Gloucestershire defeated Worcestershire by one run
Vikram Solanki made a dramatic return to Worcestershire duty at Bristol last night and came so close to inspiring his side to victory.
But the Worcestershire captain's Twenty20 best of 92 proved in vain when his side lost off the last ball.
Needing just three runs off the final three balls bowled by home captain Jon Lewis, Gloucestershire old boy Roger Sillence could only manage a single. The one-run win for Lewis's side maintained their one-day stranglehold over Worcestershire, especially in this competition.
A second Twenty20 defeat in three nights puts a question mark over Worcestershire's chances of making the last eight. Pressure is now on Solanki's side to register that first win of this year's competition against Northamptonshire at New Road tonight.
As to whether Solanki will play, after yesterday's morn-ing summons from the England squad, that is still not clear.
The Worcestershire skip-per was called into the England one-day squad on Tuesday as cover when Kevin Pietersen and Paul Collingwood both pulled out through injury. But, having not been required to play at Old Trafford, that could again prove the case when England play the final game of the Nat-West Series against Sri Lanka at Headingley tomorrow, in which case Solanki would be better served by playing for Worcestershire tonight.
"I'm not entirely sure where I'll be," said Solanki. "I still don't know what's going on. I'm waiting to find out whether I go to Leeds or stay down and play at New Road."
The one sure guarantee is that Solanki and England one-day international teammate Kabir Ali will both be back for Monday night's return game with Northants.
But first comes tonight's meeting with Northants, New Road's first Twenty20 game of the summer. And Worcestershire will simply hope they get a few more of the breaks.
Chasing a Gloucestershire total of 181 for seven amassed largely by former skipper Chris Taylor (61, topped by three successive sixes off Daryl Mitchell) and some typically lusty early blows from old thorn Ian Harvey (40 off 17 balls), Worcestershire were dealt a savage early blow in the first over.
From only his second ball, Graeme Hick belted Carl Greenidge over mid on but, with both feet off the ground, Harvey's right arm snaked up to pull off a stunning catch.
It was the irrepressible Harvey's biggest contribution of the evening, topping even the assault he made on Zaheer Khan and Sillence when he went 6,4,4,4,4,6,4 before holing out to the long on boundary.

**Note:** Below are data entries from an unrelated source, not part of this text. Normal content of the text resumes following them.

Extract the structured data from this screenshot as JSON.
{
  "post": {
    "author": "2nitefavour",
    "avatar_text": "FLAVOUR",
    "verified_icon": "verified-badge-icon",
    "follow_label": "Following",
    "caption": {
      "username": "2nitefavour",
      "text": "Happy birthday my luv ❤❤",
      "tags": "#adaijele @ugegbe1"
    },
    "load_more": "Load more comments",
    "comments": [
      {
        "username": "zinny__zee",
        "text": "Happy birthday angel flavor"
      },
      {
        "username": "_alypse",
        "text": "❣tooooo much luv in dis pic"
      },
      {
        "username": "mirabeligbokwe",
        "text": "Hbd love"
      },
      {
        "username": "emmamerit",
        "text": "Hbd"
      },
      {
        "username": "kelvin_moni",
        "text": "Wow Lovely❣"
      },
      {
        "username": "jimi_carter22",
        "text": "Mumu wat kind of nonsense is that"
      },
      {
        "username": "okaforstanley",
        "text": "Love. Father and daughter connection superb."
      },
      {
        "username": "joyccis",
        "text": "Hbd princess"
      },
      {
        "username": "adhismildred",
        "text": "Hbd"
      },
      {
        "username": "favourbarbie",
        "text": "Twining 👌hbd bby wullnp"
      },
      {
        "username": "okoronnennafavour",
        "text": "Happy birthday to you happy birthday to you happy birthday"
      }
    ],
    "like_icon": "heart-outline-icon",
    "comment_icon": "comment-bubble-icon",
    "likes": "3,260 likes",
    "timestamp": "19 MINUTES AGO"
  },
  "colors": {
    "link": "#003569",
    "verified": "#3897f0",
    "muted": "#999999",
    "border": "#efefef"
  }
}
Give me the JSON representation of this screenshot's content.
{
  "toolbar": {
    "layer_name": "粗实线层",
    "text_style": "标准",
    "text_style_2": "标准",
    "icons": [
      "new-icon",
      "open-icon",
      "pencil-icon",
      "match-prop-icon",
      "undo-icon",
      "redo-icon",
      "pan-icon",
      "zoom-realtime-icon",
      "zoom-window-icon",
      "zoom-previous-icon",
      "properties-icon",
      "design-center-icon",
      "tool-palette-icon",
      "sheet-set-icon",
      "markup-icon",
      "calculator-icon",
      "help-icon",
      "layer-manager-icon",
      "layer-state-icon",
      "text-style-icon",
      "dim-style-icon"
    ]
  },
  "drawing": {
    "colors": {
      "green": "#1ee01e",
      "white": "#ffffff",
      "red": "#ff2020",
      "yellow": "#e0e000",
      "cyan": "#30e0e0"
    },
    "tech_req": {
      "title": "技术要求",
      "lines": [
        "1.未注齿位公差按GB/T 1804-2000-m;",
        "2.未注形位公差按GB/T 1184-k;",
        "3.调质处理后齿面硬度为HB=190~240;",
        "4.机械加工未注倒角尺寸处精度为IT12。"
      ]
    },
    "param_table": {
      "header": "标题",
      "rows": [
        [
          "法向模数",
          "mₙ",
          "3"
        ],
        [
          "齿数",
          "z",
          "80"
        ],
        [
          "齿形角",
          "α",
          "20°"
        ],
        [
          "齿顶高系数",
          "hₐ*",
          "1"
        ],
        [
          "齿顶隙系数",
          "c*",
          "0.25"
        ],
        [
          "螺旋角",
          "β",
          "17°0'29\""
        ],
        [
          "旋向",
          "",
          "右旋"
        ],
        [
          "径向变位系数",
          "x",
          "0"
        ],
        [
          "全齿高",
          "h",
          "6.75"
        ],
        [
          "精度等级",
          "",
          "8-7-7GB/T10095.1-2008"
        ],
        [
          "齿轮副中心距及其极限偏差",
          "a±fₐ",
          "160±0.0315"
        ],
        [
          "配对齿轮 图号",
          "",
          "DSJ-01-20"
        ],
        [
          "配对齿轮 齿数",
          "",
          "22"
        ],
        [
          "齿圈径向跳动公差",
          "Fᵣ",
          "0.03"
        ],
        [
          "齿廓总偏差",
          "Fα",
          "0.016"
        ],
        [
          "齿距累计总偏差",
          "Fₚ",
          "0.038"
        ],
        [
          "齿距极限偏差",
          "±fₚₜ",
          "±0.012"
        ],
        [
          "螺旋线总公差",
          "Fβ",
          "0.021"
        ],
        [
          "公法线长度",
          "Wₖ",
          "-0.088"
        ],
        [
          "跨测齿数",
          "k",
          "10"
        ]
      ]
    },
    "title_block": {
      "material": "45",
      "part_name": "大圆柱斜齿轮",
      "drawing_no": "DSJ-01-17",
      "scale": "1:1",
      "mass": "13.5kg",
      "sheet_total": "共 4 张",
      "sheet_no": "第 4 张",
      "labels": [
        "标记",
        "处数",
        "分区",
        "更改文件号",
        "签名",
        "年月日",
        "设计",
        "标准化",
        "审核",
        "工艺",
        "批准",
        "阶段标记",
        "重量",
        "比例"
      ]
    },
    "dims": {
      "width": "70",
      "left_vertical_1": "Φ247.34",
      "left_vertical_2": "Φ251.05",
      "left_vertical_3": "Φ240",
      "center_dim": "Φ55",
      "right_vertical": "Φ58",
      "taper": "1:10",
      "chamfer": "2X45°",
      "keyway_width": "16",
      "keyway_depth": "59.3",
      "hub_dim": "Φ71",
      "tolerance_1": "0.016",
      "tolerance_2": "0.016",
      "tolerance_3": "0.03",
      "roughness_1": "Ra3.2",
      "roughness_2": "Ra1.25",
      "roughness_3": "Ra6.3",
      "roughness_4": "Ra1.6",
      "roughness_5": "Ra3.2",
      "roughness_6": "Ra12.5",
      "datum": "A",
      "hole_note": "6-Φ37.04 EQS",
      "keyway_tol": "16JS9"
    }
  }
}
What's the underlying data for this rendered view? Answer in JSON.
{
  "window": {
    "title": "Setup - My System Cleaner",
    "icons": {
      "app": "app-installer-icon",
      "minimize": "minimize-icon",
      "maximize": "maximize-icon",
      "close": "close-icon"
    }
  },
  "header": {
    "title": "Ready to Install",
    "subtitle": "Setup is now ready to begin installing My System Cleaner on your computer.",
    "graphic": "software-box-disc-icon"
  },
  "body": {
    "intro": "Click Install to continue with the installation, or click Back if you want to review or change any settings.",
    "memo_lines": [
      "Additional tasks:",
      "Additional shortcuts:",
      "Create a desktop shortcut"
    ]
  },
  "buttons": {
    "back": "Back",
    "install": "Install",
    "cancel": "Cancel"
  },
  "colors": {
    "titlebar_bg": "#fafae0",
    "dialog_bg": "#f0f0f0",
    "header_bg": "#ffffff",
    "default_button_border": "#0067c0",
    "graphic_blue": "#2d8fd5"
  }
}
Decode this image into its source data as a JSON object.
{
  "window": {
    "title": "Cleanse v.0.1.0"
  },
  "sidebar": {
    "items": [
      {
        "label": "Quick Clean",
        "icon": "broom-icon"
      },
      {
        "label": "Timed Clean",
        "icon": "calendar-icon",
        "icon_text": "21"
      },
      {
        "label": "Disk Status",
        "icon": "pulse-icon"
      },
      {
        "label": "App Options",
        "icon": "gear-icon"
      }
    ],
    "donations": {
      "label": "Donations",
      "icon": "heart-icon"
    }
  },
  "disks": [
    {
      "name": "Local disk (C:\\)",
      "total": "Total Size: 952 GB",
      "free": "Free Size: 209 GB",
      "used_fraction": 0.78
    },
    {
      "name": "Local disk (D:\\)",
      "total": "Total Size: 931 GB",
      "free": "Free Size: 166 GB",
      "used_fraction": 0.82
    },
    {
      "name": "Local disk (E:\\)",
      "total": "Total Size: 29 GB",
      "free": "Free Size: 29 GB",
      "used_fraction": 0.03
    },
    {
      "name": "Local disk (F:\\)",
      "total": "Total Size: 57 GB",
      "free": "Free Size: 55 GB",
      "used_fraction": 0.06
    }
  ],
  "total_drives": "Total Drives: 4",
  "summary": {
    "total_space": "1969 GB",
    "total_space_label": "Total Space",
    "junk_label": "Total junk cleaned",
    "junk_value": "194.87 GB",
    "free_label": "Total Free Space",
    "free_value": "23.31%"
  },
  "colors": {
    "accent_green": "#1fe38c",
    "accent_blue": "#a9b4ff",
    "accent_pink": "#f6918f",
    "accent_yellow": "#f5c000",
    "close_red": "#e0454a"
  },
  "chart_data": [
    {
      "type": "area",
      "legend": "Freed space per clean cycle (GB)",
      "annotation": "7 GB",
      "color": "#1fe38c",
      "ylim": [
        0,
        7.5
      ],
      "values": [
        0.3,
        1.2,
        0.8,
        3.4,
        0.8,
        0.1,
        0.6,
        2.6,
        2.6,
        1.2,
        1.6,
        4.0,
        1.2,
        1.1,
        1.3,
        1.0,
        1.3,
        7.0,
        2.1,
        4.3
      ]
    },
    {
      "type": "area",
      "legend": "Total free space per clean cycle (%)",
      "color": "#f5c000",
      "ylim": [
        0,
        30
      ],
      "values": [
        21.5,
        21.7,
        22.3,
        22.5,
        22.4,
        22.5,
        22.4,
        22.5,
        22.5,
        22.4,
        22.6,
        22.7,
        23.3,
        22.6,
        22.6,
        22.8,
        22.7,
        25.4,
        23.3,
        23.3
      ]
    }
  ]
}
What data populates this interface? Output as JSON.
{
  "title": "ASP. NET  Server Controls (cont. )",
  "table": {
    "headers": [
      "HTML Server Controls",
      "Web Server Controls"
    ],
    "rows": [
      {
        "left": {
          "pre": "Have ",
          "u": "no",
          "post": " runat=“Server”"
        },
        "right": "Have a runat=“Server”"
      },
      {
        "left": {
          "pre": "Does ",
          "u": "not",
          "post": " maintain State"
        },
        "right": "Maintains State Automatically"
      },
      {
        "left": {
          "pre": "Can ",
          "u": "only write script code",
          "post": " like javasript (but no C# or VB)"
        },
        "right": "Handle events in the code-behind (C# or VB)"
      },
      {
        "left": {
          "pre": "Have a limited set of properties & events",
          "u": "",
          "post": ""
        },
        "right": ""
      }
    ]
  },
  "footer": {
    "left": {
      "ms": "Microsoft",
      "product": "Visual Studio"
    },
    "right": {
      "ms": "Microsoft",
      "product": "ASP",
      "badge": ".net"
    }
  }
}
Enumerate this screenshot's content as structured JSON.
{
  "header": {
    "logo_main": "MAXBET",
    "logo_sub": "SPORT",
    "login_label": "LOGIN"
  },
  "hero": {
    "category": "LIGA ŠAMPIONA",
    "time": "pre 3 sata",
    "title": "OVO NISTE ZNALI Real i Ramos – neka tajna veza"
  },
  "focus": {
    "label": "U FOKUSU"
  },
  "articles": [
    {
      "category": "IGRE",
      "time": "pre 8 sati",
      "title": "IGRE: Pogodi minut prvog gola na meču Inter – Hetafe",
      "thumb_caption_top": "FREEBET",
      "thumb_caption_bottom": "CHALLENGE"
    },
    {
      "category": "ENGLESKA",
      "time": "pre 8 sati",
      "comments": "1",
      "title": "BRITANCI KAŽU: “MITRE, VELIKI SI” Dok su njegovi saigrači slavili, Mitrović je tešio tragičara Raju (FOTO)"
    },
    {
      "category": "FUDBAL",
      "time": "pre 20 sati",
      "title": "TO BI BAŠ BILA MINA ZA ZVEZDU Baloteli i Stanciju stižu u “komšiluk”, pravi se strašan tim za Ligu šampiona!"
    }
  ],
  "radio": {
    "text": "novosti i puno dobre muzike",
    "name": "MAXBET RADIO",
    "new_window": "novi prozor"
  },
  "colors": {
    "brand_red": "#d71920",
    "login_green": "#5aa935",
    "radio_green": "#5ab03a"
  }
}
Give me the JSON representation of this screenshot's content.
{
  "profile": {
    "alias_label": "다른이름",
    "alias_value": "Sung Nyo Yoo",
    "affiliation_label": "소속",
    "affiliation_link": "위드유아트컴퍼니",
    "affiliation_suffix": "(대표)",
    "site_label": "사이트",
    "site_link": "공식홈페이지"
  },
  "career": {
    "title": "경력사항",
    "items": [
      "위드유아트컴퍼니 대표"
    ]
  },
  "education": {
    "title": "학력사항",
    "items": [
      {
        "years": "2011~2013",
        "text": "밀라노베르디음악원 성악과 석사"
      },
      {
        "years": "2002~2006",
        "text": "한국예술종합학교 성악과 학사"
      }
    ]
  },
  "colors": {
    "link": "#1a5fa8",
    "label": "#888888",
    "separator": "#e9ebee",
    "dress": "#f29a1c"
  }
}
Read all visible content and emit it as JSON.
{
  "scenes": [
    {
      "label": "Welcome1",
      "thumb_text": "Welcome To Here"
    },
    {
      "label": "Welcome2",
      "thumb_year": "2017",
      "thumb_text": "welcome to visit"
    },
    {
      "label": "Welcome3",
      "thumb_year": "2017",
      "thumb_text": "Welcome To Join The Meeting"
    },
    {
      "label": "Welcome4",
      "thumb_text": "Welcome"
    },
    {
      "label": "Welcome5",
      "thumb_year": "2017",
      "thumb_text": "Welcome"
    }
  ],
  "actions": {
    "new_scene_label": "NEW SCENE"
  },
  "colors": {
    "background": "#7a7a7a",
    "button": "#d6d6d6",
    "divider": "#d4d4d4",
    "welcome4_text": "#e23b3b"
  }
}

And that wonder catch was made to look even more of a matchwinner when Lou Vincent perished on the deep cover boundary. But, by then, Solanki was already settling to his task.
Temporarily released from England duties, Solanki's excellent 92 from 61 balls was easily his competition best - in only his seventh Twenty20 innings. But, just when it seemed like he had the job done, hitting 12 runs from the first three balls of the 18th over bowled by Ian Fisher, he went for one big hit too many and holed out to the long off boundary.
Even then, with 25 now needed off 15 balls, Sillence and vice captain Gareth Batty kept their heads. And, when, with ten needed to win off the final over, Batty went 2,4,1 from the first three balls, there seemed only one winner. But experienced England man Lewis bamboozled Sillence by three times bowling his slower ball. And when they could only scramble a single off the last ball, Gloucestershire had snatched an unlikely victory.
"It was bitterly disappointing not to get over the line," said Solanki. "Another day Roger would have hit one of those straight out of the park because that's the sort of player he is.
"But these things happen. It was a good effort to chase a pretty challenging total as well as we did. And you can always look back at a number of incidents in any game. That's what you do when you lose."